PROBLEM STATEMENT: All lines of the material below that include the string "image" are to be copied.

━━━━━━━━━━━━━━━━

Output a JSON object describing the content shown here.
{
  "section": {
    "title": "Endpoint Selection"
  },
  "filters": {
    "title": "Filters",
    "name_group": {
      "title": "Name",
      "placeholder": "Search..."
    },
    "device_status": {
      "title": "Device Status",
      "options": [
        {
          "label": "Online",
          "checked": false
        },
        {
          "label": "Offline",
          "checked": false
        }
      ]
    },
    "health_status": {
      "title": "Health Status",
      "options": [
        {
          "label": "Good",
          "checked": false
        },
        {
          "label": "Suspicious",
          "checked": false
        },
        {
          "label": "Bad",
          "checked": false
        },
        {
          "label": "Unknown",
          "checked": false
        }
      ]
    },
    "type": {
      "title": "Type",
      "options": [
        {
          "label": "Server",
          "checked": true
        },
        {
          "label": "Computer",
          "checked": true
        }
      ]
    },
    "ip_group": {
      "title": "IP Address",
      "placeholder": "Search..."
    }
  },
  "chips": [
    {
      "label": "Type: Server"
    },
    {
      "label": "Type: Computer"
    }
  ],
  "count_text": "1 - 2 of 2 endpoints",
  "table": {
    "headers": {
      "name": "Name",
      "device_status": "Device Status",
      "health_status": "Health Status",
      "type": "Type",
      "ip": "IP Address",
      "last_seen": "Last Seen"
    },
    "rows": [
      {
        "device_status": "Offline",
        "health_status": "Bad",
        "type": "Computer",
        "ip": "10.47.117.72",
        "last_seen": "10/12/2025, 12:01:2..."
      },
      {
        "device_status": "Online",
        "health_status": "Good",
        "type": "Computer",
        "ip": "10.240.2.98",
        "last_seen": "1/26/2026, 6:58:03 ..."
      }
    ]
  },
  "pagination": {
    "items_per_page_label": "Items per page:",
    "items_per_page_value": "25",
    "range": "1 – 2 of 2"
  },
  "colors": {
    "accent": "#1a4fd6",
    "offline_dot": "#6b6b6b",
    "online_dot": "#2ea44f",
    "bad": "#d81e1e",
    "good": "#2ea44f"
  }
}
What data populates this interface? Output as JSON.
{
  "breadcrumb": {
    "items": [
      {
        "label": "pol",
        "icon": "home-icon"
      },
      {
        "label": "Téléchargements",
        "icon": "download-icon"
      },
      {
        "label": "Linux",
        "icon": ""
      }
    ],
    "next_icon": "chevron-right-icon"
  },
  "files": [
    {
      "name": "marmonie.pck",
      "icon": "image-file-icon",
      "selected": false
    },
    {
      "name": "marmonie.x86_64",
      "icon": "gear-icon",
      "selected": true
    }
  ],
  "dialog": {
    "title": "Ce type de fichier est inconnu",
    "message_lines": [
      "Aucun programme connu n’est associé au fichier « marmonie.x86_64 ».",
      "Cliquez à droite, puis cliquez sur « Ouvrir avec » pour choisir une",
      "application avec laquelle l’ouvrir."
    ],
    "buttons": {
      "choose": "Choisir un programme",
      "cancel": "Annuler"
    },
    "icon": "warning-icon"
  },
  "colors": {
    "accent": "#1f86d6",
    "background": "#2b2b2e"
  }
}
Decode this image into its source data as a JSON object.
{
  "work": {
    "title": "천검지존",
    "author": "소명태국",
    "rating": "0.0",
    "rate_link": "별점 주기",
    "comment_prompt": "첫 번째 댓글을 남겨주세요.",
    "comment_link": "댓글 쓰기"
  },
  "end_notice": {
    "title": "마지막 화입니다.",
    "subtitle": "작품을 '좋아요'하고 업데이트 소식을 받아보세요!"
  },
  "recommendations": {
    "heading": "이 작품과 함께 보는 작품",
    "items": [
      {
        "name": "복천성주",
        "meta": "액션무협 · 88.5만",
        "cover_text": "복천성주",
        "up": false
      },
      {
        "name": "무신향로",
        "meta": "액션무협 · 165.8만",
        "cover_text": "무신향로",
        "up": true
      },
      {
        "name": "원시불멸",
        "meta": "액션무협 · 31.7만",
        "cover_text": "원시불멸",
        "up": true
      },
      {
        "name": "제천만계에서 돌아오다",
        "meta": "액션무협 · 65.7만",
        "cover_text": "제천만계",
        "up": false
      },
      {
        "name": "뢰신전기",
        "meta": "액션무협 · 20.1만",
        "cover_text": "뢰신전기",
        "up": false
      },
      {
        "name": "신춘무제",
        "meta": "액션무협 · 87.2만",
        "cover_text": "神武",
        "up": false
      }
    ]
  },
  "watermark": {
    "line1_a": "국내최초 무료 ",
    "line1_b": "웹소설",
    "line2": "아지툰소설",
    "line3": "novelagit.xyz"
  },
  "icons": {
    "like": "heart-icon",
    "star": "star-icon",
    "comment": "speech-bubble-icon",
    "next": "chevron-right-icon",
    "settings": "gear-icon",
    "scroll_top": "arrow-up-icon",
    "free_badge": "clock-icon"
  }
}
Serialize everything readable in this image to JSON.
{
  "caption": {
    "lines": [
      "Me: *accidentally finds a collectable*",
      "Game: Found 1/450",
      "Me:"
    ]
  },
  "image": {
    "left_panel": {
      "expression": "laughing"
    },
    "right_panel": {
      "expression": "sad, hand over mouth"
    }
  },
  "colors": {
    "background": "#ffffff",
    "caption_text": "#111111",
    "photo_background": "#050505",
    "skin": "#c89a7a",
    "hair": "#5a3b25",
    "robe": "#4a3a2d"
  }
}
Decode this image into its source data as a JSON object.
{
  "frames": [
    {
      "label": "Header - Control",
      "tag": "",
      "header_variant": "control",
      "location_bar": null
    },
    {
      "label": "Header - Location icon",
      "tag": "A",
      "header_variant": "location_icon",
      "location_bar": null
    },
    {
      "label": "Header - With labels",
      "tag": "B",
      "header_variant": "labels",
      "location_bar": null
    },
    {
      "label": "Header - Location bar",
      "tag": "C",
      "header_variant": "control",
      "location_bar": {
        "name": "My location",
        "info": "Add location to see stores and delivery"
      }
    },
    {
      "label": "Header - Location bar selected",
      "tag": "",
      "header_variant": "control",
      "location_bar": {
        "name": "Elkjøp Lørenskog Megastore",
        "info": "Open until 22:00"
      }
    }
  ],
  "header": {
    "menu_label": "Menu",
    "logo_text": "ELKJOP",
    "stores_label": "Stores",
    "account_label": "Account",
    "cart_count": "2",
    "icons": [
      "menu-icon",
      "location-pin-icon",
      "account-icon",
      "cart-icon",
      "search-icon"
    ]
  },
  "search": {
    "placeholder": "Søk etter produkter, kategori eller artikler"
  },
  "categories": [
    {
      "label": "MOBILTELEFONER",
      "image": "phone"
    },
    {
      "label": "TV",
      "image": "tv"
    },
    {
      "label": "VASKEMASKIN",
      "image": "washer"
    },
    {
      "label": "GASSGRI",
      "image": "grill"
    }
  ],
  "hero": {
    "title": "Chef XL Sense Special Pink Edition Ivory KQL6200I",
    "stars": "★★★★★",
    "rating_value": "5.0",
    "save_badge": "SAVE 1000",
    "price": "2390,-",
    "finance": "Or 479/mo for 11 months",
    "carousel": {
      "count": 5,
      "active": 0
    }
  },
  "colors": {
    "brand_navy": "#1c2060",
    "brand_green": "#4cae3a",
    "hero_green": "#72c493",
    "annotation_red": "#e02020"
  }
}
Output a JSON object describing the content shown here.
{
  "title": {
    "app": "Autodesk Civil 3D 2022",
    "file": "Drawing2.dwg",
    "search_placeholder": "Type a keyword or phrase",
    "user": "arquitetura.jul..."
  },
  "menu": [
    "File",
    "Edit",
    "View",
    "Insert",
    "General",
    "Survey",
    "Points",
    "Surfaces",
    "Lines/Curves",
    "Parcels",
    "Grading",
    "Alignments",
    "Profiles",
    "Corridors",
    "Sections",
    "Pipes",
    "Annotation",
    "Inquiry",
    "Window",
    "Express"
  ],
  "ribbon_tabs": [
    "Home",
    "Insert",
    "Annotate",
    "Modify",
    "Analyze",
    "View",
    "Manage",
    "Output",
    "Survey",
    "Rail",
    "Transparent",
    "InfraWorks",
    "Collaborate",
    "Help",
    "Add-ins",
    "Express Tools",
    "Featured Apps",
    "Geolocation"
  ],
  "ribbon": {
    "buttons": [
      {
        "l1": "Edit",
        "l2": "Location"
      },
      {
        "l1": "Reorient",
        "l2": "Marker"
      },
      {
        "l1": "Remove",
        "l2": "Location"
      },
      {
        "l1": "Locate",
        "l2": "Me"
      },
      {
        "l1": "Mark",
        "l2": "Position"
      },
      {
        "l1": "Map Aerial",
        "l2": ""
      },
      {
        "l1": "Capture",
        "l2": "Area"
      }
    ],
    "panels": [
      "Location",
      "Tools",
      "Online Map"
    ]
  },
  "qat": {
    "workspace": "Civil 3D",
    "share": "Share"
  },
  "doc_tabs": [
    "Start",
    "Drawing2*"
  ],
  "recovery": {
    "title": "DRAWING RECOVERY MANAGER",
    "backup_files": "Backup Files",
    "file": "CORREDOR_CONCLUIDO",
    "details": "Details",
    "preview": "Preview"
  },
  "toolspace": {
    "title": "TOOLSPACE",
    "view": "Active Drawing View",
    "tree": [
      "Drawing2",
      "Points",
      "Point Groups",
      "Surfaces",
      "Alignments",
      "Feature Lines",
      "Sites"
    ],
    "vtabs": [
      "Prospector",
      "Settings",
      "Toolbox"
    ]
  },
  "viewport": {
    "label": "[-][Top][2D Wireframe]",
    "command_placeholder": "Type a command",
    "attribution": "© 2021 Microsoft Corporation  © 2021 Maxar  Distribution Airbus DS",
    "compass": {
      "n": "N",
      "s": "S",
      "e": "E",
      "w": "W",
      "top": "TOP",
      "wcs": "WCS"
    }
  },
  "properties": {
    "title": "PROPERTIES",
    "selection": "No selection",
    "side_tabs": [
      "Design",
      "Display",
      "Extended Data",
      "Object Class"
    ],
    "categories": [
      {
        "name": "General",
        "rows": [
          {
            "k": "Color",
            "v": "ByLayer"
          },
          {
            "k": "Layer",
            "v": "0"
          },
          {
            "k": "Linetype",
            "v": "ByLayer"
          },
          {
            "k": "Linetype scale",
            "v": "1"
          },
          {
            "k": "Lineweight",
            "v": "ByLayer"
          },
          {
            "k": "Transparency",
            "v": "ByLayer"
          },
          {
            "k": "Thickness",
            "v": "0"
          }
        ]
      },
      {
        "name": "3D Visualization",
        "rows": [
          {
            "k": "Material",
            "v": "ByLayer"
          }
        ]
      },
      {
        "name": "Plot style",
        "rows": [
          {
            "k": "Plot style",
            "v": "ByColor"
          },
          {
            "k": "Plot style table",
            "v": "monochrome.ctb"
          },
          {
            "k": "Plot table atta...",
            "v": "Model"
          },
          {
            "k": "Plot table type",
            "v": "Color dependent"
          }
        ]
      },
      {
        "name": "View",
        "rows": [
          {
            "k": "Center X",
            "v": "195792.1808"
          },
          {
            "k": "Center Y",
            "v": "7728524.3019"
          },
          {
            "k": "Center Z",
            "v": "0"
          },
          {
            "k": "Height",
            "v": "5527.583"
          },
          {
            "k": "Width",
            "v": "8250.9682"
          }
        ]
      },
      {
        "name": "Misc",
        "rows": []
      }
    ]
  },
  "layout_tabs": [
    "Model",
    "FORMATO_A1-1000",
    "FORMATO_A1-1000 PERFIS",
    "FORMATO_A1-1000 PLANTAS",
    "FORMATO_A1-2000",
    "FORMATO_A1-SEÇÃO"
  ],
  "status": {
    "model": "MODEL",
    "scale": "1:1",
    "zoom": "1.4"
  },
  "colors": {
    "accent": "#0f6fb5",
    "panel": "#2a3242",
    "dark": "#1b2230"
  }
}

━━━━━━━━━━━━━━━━

EXPECTED ANSWER:
      "icon": "image-file-icon",
Decode this image into its source data as a JSON object.
Serialize everything readable in this image to JSON.
  "image": {
Decode this image into its source data as a JSON object.
      "image": "phone"
      "image": "tv"
      "image": "washer"
      "image": "grill"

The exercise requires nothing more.